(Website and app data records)

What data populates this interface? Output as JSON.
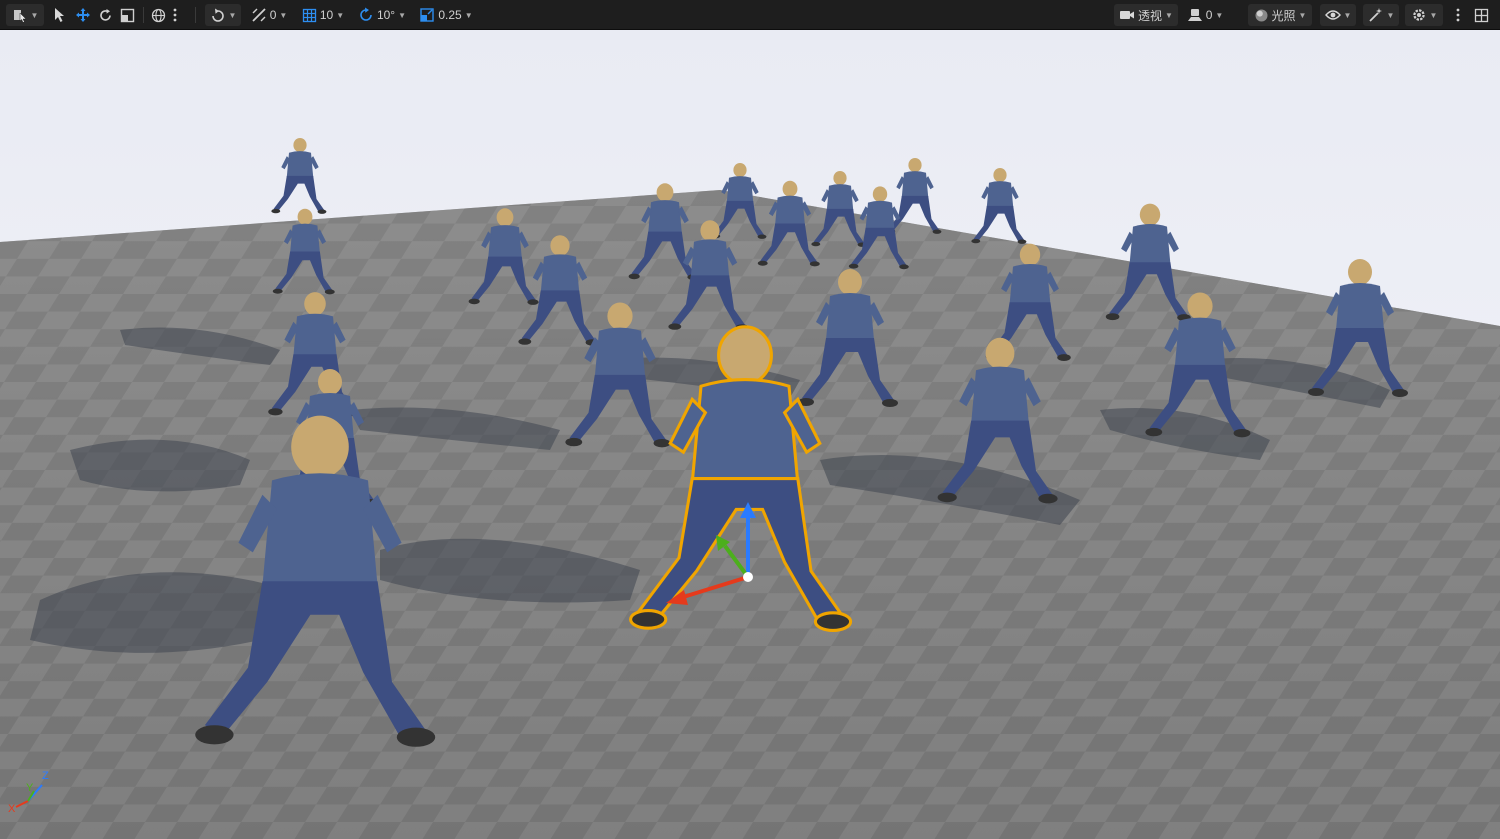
{
  "toolbar": {
    "snap_grid_value": "0",
    "grid_size": "10",
    "rotation_snap": "10°",
    "scale_snap": "0.25",
    "view_mode": "透视",
    "camera_speed": "0",
    "lighting_mode": "光照"
  },
  "viewport": {
    "axis_labels": {
      "x": "X",
      "y": "Y",
      "z": "Z"
    }
  },
  "colors": {
    "toolbar_bg": "#1e1e1e",
    "accent_blue": "#2d8ef0",
    "selection_outline": "#f0a500",
    "gizmo_x": "#e53a1c",
    "gizmo_y": "#4caf1c",
    "gizmo_z": "#2a7bff"
  }
}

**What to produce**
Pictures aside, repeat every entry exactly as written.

**Output for this exercise**
What data populates this interface? Output as JSON.
{
  "toolbar": {
    "snap_grid_value": "0",
    "grid_size": "10",
    "rotation_snap": "10°",
    "scale_snap": "0.25",
    "view_mode": "透视",
    "camera_speed": "0",
    "lighting_mode": "光照"
  },
  "viewport": {
    "axis_labels": {
      "x": "X",
      "y": "Y",
      "z": "Z"
    }
  },
  "colors": {
    "toolbar_bg": "#1e1e1e",
    "accent_blue": "#2d8ef0",
    "selection_outline": "#f0a500",
    "gizmo_x": "#e53a1c",
    "gizmo_y": "#4caf1c",
    "gizmo_z": "#2a7bff"
  }
}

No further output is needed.